Following up the question raised in yesterday’s post, the Chazon Ish explains that although a person is usually required to spend no more than 1/5 of his wealth on any mitzvah, the mitzvah of pidyon haben is different. The financial obligation to buy an esrog or talis or other mitzvah item is itself not a mitzvah – it is just a means to an end. In these cases the Torah places a cap on the amount one is required to expend. However, the obligation to pay a kohen for pidyon haben is not just a means to an end, but is the mitzvah itself. Since in the world of dinei mamonos there are no limits on the obligation to pay back debts, e.g. one cannot tell a lender that the terms of payment exceed 1/5 of one's income and therefore one is exempt from payment, there are also no limits on the obligation of payment for pidyon haben.

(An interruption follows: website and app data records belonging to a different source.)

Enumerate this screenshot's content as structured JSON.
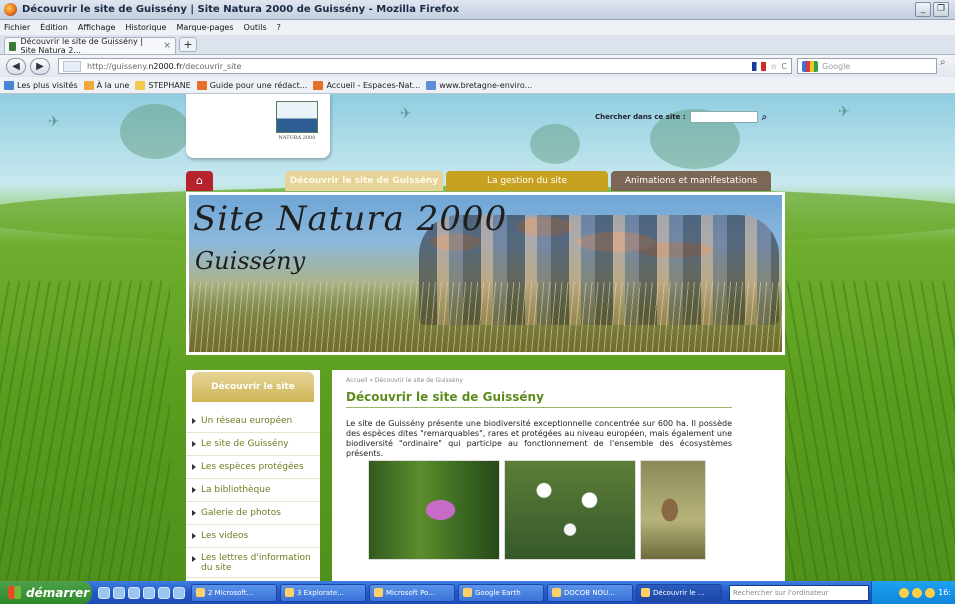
{
  "window": {
    "title": "Découvrir le site de Guissény | Site Natura 2000 de Guissény - Mozilla Firefox",
    "controls": [
      "_",
      "❐"
    ]
  },
  "menu": [
    "Fichier",
    "Édition",
    "Affichage",
    "Historique",
    "Marque-pages",
    "Outils",
    "?"
  ],
  "tabs": [
    {
      "label": "Découvrir le site de Guissény | Site Natura 2...",
      "close": "×"
    }
  ],
  "newtab": "+",
  "nav": {
    "back": "◀",
    "forward": "▶",
    "url_prefix": "http://guisseny.",
    "url_strong": "n2000.fr",
    "url_suffix": "/decouvrir_site",
    "star": "☆",
    "reload": "C",
    "search_placeholder": "Google",
    "search_go": "⌕"
  },
  "bookmarks": [
    {
      "label": "Les plus visités",
      "color": "#4a84d6"
    },
    {
      "label": "À la une",
      "color": "#f2a93b"
    },
    {
      "label": "STEPHANE",
      "color": "#f2c94c"
    },
    {
      "label": "Guide pour une rédact...",
      "color": "#e6702a"
    },
    {
      "label": "Accueil - Espaces-Nat...",
      "color": "#e6702a"
    },
    {
      "label": "www.bretagne-enviro...",
      "color": "#5a8fd6"
    }
  ],
  "site": {
    "logo_text": "NATURA 2000",
    "search_label": "Chercher dans ce site :",
    "search_icon": "⌕",
    "home_icon": "⌂",
    "menu": [
      "Découvrir le site de Guissény",
      "La gestion du site",
      "Animations et manifestations"
    ],
    "banner_line1": "Site Natura 2000",
    "banner_line2": "Guissény",
    "sidebar": {
      "heading": "Découvrir le site",
      "items": [
        "Un réseau européen",
        "Le site de Guissény",
        "Les espèces protégées",
        "La bibliothèque",
        "Galerie de photos",
        "Les videos",
        "Les lettres d'information du site"
      ]
    },
    "breadcrumb": "Accueil » Découvrir le site de Guissény",
    "page_title": "Découvrir le site de Guissény",
    "intro": "Le site de Guissény présente une biodiversité exceptionnelle concentrée sur 600 ha. Il possède des espèces dites \"remarquables\", rares et protégées au niveau européen, mais également une biodiversité \"ordinaire\" qui participe au fonctionnement de l'ensemble des écosystèmes présents."
  },
  "taskbar": {
    "start": "démarrer",
    "tasks": [
      "2 Microsoft...",
      "3 Explorate...",
      "Microsoft Po...",
      "Google Earth",
      "DOCOB NOU...",
      "Découvrir le ..."
    ],
    "search_placeholder": "Rechercher sur l'ordinateur",
    "clock": "16:"
  }
}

By defining pidyon haben as working within the parameters of dinei mamonos, the Chazon Ish opens a pandora’s box of other issues, some of which we dicussed in the past (link)– e.g. can a kohen be mochel payment of pidyon haben money? If we treat the mitzvah purely as a financial obligation, the answer would seem to be yes, but if it is a mitzvah like other mitzvos, than not. (Daf Yomi learners: see Tosfos 30b d”h zar regarding whether a kohen can be mochel tashlumei terumah).